EXERCISE BRIEF:
Lines with the word "Party" are the ones wanted. Copy each of them from the entries below.

Stored data

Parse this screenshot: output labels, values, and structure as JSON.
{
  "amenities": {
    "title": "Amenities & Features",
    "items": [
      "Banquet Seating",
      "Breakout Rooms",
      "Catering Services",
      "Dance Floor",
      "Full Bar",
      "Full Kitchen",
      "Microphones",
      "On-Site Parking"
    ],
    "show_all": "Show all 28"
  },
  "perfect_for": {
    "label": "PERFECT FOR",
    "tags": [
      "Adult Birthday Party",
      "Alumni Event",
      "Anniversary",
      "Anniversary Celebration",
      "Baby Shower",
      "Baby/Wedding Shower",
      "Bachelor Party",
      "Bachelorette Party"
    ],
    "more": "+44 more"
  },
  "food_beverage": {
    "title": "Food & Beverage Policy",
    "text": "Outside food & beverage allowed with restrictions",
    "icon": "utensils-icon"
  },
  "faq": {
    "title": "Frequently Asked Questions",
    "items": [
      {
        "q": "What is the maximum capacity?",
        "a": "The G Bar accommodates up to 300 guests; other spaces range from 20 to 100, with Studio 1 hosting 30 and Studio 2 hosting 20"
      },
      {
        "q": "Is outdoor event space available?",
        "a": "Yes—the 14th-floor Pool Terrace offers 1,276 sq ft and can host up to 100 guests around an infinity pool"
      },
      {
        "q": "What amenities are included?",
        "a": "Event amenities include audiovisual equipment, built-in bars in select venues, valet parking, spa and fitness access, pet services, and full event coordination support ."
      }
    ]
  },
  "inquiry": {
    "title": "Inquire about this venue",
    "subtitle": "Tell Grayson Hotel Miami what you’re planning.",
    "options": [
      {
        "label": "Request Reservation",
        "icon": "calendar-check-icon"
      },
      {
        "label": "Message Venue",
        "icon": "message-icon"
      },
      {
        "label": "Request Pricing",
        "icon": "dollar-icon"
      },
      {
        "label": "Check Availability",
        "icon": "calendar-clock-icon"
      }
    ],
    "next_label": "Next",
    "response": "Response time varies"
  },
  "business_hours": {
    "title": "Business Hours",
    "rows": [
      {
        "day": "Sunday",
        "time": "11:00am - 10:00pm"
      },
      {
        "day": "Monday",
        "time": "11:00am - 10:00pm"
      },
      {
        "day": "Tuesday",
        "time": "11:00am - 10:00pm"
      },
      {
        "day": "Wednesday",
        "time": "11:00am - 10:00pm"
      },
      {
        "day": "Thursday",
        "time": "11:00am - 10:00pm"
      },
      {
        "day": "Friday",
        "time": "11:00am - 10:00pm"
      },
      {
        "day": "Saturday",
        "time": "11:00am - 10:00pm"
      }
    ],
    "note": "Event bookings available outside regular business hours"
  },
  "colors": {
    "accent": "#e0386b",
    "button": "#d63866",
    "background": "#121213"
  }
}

ANSWER FOR THIS EXERCISE:
      "Adult Birthday Party",
      "Bachelor Party",
      "Bachelorette Party"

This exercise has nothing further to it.